(Entries from a dataset of interfaces)

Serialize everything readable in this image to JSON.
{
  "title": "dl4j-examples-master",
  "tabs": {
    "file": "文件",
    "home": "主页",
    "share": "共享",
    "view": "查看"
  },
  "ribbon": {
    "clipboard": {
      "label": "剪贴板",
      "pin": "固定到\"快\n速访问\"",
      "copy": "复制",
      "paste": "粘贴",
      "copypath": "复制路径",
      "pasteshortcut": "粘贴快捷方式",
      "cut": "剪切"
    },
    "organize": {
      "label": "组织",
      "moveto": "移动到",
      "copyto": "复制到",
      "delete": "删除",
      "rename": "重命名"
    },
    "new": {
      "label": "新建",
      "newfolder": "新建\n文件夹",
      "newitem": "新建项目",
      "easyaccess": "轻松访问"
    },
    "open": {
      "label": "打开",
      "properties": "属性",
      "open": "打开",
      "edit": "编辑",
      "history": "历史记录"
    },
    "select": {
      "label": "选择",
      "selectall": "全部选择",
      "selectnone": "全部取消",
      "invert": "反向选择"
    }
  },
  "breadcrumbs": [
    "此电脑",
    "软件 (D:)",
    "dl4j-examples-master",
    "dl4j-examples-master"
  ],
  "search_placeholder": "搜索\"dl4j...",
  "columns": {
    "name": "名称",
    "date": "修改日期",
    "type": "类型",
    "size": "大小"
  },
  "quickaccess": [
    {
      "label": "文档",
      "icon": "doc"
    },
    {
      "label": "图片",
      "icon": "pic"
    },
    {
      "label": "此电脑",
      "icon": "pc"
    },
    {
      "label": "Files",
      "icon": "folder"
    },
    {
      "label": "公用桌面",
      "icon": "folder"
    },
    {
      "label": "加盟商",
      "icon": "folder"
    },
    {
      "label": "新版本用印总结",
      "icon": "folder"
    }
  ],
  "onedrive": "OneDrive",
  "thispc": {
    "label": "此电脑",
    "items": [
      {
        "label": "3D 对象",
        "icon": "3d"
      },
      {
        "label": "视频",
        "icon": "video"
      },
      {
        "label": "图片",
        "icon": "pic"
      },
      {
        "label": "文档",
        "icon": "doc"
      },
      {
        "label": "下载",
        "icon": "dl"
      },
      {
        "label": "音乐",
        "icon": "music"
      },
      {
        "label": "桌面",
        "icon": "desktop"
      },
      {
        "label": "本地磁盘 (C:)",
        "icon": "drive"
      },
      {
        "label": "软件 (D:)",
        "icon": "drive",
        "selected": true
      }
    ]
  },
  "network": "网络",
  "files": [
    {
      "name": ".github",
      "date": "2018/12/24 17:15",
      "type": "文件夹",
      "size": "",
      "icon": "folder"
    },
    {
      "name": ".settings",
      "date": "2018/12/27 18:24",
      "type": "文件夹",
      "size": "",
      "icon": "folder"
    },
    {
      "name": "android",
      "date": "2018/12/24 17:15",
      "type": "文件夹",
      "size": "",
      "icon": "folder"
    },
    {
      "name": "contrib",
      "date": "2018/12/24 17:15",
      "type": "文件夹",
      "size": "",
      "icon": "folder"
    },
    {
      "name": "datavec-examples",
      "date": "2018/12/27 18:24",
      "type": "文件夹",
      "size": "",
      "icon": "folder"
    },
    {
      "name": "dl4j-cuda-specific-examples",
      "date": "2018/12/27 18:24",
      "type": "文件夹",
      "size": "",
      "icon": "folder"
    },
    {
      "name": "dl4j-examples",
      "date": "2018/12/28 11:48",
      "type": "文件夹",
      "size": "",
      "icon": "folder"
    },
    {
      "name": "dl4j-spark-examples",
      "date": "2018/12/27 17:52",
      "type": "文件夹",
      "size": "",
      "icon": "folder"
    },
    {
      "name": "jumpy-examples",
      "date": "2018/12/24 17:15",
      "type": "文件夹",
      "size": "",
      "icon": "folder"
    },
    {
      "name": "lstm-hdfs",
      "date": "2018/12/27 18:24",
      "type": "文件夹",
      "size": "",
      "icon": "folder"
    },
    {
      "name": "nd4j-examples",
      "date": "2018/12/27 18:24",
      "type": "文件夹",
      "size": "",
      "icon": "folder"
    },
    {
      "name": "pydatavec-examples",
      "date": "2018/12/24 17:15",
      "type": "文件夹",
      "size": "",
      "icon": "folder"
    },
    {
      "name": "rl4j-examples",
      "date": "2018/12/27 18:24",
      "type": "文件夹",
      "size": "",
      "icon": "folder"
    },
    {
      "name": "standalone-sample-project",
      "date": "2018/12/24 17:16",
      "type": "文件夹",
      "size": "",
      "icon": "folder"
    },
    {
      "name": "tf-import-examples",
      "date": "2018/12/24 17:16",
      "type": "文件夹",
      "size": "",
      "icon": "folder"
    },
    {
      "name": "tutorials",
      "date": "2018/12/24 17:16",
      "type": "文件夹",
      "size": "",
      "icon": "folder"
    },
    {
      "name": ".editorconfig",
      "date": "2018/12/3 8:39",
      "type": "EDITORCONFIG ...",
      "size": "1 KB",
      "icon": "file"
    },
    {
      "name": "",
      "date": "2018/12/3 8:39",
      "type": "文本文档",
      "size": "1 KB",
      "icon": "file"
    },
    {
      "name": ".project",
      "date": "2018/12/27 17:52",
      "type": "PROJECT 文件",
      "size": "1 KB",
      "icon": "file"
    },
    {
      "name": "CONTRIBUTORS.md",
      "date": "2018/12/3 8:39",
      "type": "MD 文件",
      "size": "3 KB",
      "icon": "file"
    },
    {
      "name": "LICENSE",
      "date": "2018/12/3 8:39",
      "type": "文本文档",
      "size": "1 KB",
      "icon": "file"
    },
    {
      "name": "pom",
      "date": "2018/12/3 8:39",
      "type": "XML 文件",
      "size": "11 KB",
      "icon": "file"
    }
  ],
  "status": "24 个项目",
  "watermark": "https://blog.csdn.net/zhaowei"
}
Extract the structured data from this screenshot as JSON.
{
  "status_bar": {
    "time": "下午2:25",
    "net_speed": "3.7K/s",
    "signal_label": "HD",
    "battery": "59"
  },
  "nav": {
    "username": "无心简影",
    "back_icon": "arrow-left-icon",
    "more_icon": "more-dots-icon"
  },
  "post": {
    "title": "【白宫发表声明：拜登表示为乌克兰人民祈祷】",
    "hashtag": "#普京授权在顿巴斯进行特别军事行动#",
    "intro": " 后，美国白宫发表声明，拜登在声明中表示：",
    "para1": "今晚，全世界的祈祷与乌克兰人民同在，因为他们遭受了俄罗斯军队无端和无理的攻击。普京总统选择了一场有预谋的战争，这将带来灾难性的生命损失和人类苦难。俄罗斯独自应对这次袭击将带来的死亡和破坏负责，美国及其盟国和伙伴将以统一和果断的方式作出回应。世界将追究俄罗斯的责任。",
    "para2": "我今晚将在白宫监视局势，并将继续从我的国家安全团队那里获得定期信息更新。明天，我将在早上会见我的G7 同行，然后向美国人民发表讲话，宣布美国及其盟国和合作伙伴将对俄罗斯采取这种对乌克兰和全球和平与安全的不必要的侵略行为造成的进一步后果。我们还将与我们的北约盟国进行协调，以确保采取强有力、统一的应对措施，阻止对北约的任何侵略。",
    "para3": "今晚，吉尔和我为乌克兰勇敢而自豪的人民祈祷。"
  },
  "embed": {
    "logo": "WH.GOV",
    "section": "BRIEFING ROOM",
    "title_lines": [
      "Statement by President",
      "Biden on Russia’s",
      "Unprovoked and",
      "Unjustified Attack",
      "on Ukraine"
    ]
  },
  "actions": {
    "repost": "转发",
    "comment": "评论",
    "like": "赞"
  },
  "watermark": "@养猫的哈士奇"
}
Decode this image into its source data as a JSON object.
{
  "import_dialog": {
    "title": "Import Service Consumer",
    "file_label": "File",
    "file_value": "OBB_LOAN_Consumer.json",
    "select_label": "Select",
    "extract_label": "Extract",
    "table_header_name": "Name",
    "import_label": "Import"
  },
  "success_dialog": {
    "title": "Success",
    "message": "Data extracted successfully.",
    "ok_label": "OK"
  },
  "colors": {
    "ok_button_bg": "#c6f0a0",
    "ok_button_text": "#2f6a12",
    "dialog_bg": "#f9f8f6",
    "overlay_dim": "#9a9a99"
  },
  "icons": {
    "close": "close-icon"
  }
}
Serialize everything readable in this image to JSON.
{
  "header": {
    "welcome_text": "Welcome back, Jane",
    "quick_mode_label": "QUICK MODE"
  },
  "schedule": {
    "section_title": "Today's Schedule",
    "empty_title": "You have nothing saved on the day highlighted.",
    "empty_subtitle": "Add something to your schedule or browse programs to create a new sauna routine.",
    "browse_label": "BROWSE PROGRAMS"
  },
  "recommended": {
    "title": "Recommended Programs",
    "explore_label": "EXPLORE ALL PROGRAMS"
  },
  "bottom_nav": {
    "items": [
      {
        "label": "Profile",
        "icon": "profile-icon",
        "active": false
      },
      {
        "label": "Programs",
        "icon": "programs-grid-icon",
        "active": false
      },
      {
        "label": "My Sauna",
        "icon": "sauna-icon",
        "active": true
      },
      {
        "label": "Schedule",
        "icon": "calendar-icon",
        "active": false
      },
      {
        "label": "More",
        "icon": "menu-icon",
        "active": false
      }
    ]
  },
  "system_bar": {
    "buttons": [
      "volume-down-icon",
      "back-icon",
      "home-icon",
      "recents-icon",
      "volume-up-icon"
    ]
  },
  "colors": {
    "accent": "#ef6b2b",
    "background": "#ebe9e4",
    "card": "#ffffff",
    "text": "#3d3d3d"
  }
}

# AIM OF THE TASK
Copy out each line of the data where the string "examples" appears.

# RESPONSE AREA
  "title": "dl4j-examples-master",
    "dl4j-examples-master",
    "dl4j-examples-master"
      "name": "datavec-examples",
      "name": "dl4j-cuda-specific-examples",
      "name": "dl4j-examples",
      "name": "dl4j-spark-examples",
      "name": "jumpy-examples",
      "name": "nd4j-examples",
      "name": "pydatavec-examples",
      "name": "rl4j-examples",
      "name": "tf-import-examples",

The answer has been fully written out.